* _WORK TO BE COMPLETED_
For the data below, please report each line where the word "ymax" is found.

======== PROVIDED DATA ========

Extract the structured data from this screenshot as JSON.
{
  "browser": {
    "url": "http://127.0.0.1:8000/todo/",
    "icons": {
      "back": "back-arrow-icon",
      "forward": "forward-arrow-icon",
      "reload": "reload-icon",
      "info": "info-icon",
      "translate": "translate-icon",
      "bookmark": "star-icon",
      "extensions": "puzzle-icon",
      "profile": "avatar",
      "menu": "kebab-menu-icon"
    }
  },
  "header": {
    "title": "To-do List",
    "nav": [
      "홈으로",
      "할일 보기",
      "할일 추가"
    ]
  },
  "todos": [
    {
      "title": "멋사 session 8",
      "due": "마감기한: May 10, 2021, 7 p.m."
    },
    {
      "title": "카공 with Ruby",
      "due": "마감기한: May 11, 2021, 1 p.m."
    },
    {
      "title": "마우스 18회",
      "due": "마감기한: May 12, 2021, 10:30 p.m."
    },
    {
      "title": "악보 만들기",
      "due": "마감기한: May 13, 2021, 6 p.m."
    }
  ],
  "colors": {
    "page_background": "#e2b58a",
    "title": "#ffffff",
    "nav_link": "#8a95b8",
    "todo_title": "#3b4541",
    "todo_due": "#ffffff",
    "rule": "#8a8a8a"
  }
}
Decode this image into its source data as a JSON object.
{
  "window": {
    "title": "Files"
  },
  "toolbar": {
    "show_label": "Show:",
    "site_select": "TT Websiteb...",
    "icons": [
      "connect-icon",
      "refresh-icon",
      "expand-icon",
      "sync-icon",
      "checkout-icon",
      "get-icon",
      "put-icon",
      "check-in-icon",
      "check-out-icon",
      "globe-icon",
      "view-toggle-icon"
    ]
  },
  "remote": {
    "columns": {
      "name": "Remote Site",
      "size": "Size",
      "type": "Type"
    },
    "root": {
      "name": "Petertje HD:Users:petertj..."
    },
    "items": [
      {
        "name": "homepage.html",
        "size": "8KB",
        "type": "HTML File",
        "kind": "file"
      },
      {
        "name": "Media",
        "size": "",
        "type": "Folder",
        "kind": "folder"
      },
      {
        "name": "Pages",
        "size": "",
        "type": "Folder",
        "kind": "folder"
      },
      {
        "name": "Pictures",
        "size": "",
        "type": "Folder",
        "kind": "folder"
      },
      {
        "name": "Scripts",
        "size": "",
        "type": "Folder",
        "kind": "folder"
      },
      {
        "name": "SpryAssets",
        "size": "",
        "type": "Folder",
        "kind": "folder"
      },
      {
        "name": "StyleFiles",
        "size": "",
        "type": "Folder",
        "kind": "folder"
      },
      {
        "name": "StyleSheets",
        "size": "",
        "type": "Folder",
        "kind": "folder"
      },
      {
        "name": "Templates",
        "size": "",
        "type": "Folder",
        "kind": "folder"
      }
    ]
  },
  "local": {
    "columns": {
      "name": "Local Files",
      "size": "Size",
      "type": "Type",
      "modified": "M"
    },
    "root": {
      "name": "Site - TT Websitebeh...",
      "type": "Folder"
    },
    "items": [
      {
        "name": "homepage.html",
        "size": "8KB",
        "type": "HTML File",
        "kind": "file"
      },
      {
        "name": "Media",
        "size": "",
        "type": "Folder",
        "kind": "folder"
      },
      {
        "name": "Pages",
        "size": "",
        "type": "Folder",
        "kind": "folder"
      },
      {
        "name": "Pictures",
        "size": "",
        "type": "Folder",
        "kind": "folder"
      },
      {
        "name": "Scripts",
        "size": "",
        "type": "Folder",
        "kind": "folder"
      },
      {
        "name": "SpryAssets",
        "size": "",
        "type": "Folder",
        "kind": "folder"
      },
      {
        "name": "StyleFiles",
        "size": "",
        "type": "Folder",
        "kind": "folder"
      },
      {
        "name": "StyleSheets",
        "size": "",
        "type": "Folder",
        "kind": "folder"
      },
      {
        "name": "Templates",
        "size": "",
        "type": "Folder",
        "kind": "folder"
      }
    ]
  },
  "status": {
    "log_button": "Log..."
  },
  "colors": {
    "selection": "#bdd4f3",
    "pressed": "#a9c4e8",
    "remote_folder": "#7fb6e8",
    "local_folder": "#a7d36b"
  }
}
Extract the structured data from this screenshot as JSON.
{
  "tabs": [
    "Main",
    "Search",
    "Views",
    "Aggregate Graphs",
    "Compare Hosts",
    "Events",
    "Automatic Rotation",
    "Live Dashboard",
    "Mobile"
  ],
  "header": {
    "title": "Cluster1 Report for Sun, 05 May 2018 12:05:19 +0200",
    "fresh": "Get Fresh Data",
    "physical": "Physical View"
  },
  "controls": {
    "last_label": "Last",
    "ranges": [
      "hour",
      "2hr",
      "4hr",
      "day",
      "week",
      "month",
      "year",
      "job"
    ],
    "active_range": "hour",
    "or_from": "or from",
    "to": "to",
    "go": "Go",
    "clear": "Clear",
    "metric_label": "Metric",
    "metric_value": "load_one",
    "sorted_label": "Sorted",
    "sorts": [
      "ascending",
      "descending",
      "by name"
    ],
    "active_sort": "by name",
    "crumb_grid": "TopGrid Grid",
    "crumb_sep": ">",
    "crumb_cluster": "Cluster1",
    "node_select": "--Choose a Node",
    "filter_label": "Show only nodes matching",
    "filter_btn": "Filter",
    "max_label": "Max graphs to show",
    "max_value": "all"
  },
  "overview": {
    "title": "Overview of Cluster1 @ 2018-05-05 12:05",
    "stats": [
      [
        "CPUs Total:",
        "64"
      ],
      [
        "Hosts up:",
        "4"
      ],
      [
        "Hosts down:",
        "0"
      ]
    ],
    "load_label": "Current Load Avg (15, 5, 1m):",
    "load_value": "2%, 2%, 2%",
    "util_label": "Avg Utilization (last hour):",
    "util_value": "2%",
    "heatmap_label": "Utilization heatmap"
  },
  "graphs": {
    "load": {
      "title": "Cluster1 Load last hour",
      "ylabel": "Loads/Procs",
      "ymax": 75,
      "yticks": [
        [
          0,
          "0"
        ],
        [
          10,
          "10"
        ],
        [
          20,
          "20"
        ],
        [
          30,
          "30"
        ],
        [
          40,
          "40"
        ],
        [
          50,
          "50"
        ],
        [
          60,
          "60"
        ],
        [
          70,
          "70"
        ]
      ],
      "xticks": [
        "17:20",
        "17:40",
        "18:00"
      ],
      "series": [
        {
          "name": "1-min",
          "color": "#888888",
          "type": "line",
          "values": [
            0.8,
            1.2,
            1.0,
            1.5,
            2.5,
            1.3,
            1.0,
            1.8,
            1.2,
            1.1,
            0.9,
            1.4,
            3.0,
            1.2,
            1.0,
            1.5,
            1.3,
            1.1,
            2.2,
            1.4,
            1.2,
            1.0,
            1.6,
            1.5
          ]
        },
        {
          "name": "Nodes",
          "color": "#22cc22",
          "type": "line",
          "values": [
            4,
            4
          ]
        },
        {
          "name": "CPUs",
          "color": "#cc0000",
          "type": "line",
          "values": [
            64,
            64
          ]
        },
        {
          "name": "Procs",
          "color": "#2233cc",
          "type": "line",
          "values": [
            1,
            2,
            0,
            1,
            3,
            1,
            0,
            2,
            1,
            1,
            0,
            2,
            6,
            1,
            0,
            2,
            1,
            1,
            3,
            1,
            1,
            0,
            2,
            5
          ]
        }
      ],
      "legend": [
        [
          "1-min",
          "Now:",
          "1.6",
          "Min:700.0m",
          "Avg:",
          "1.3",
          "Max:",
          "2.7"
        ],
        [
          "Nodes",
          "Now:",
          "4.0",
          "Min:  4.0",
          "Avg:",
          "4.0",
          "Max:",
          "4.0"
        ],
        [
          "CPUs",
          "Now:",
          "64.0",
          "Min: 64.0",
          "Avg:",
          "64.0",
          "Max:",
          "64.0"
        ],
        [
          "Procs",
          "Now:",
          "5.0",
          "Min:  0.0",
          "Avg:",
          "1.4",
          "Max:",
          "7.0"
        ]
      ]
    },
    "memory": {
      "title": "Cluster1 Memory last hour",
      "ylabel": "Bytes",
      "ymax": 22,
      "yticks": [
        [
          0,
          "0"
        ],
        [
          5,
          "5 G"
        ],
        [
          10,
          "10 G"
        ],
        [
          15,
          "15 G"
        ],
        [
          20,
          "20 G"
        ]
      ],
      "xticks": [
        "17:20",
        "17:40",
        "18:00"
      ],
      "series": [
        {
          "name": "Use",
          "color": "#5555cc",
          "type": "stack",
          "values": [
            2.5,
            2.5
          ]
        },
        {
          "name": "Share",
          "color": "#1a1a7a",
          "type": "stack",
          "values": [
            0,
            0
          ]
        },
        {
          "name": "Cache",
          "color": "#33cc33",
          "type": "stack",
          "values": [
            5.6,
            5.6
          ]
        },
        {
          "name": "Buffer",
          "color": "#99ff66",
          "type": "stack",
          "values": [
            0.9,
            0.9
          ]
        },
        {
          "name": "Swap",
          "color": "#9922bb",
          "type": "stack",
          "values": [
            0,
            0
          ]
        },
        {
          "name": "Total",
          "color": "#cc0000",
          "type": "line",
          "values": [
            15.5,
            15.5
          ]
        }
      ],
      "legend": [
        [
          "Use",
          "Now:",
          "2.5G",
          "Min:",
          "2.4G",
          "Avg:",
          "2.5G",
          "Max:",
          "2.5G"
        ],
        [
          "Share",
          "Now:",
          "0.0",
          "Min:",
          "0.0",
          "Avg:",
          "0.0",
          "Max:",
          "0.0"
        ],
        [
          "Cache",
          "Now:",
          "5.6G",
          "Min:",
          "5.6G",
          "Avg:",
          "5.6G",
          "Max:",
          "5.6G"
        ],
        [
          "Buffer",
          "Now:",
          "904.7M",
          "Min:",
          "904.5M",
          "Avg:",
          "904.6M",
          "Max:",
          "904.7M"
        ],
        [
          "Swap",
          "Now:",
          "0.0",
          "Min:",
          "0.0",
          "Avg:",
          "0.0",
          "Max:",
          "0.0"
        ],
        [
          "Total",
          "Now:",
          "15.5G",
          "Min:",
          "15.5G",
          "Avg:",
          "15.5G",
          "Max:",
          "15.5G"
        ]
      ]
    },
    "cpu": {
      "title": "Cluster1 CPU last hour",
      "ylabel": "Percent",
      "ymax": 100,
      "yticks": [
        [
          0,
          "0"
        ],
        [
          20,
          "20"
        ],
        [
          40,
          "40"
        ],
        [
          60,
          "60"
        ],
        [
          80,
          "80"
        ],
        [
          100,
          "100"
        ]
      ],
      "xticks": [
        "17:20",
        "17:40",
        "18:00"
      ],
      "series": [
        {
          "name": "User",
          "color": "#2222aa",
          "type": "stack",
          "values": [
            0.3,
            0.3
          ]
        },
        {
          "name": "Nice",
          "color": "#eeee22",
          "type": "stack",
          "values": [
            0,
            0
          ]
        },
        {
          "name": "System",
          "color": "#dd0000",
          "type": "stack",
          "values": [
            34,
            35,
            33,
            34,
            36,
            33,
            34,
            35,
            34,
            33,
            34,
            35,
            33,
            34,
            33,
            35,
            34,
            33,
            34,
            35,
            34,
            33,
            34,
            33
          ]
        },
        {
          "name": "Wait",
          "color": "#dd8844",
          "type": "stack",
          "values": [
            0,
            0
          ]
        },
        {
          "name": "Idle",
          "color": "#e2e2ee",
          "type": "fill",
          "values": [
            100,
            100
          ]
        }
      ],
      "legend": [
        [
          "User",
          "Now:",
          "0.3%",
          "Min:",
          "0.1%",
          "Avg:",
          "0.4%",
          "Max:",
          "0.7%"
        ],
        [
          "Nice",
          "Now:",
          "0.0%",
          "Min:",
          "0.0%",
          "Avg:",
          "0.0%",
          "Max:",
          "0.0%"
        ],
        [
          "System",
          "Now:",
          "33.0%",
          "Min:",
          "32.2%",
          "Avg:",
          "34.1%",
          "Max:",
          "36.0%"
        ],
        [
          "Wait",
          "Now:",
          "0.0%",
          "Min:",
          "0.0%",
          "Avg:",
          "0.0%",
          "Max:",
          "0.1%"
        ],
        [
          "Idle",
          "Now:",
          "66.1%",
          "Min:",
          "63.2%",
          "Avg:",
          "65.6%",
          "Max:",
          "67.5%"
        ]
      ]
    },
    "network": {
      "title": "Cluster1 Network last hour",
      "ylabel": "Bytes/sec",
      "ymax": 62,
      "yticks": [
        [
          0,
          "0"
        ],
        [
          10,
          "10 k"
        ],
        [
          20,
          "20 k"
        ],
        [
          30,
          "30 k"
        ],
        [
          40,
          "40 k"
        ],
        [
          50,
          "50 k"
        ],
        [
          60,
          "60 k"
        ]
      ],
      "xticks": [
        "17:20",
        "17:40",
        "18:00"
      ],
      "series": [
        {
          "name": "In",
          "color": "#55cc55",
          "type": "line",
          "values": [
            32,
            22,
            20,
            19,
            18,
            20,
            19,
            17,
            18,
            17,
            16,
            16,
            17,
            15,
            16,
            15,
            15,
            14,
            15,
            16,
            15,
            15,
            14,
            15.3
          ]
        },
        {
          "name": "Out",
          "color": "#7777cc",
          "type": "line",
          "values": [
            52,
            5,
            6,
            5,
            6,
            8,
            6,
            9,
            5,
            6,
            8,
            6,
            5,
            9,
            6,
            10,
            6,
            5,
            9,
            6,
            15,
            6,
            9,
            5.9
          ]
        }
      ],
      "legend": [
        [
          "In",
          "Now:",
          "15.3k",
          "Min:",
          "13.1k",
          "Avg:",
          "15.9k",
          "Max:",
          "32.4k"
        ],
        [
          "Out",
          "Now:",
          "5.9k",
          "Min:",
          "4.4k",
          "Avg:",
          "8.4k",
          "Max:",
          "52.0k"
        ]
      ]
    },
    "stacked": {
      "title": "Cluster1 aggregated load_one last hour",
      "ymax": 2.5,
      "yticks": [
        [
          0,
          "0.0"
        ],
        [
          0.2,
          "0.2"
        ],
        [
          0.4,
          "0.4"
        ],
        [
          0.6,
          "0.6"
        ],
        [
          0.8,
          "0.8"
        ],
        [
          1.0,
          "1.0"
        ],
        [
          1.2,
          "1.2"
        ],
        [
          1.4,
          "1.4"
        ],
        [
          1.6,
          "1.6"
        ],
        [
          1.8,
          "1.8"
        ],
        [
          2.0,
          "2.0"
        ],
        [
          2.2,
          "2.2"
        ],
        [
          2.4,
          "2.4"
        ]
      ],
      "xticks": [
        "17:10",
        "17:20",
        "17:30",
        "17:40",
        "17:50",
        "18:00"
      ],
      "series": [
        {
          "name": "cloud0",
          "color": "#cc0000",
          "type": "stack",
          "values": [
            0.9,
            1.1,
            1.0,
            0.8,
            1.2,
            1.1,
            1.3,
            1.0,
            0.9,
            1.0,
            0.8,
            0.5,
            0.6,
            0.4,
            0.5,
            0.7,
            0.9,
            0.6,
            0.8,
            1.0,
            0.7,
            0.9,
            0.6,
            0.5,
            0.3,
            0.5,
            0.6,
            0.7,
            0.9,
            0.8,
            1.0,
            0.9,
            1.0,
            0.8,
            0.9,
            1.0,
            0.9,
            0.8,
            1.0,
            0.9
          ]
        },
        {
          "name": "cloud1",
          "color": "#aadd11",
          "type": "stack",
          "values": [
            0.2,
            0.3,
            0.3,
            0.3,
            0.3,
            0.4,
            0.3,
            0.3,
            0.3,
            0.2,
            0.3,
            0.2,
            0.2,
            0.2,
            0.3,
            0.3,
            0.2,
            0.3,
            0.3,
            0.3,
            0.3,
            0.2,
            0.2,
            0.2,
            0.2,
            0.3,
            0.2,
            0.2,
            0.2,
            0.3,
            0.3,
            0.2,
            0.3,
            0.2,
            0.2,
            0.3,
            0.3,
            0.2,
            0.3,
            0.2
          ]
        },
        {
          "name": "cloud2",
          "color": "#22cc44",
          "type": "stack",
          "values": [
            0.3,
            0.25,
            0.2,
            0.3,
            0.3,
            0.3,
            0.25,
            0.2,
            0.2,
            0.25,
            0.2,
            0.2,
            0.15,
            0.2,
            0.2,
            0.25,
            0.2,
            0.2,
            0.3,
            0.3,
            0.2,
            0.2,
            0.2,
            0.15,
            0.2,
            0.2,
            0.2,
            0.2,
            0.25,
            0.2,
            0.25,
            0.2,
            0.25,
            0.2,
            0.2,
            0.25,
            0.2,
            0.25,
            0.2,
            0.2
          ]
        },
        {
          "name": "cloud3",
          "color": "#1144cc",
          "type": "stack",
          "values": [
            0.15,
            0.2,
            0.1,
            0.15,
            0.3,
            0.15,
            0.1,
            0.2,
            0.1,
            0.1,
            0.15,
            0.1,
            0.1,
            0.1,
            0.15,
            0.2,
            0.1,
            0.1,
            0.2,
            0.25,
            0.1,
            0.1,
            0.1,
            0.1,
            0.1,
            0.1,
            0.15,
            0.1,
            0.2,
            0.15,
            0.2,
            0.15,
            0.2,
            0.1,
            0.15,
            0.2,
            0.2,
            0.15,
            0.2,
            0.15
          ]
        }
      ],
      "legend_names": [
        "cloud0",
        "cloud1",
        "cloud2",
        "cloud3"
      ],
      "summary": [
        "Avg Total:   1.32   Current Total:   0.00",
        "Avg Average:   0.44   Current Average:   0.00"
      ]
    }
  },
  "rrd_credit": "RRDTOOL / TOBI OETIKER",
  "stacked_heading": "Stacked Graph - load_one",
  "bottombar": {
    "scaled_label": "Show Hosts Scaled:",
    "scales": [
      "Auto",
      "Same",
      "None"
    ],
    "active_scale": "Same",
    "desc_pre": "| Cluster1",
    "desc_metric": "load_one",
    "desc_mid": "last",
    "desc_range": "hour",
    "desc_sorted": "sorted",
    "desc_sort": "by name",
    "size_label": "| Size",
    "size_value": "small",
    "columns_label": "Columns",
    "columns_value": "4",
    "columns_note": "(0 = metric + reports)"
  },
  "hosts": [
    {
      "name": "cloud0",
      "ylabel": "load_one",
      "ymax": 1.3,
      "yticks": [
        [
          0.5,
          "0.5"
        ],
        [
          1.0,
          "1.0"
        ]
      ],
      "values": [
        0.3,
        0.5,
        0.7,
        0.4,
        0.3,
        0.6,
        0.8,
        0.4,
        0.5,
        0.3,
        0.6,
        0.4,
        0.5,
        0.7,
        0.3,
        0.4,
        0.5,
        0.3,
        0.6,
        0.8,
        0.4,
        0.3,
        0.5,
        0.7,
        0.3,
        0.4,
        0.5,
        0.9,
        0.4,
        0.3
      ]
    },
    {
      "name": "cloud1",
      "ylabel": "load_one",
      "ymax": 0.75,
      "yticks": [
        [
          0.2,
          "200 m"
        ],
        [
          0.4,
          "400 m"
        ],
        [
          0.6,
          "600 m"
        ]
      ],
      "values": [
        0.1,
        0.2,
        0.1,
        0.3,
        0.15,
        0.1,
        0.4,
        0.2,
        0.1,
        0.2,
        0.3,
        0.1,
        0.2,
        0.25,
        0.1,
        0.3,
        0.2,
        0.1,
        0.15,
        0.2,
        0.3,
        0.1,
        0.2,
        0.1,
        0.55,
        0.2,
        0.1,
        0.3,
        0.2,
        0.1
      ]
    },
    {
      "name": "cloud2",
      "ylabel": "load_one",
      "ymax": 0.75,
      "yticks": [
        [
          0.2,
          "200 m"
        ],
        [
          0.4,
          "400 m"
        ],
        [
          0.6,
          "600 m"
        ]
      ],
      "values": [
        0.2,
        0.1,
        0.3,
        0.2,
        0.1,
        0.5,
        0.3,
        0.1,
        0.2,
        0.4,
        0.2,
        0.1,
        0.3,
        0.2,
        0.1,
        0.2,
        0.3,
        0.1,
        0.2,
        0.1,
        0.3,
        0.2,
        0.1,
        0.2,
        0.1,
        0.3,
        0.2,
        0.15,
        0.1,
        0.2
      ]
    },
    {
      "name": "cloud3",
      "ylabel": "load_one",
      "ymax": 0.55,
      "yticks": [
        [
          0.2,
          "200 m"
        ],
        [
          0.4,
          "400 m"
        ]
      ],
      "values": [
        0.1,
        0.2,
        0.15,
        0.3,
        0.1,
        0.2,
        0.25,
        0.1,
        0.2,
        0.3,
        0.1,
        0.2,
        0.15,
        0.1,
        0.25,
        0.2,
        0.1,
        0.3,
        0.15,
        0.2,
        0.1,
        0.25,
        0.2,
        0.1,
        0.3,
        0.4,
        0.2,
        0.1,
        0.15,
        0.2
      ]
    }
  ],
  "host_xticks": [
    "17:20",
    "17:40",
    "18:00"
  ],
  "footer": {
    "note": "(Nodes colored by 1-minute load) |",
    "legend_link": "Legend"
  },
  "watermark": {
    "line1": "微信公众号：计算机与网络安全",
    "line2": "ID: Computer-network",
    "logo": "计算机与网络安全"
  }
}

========

* _ANSWER TO THE EXERCISE_
      "ymax": 75,
      "ymax": 22,
      "ymax": 100,
      "ymax": 62,
      "ymax": 2.5,
      "ymax": 1.3,
      "ymax": 0.75,
      "ymax": 0.75,
      "ymax": 0.55,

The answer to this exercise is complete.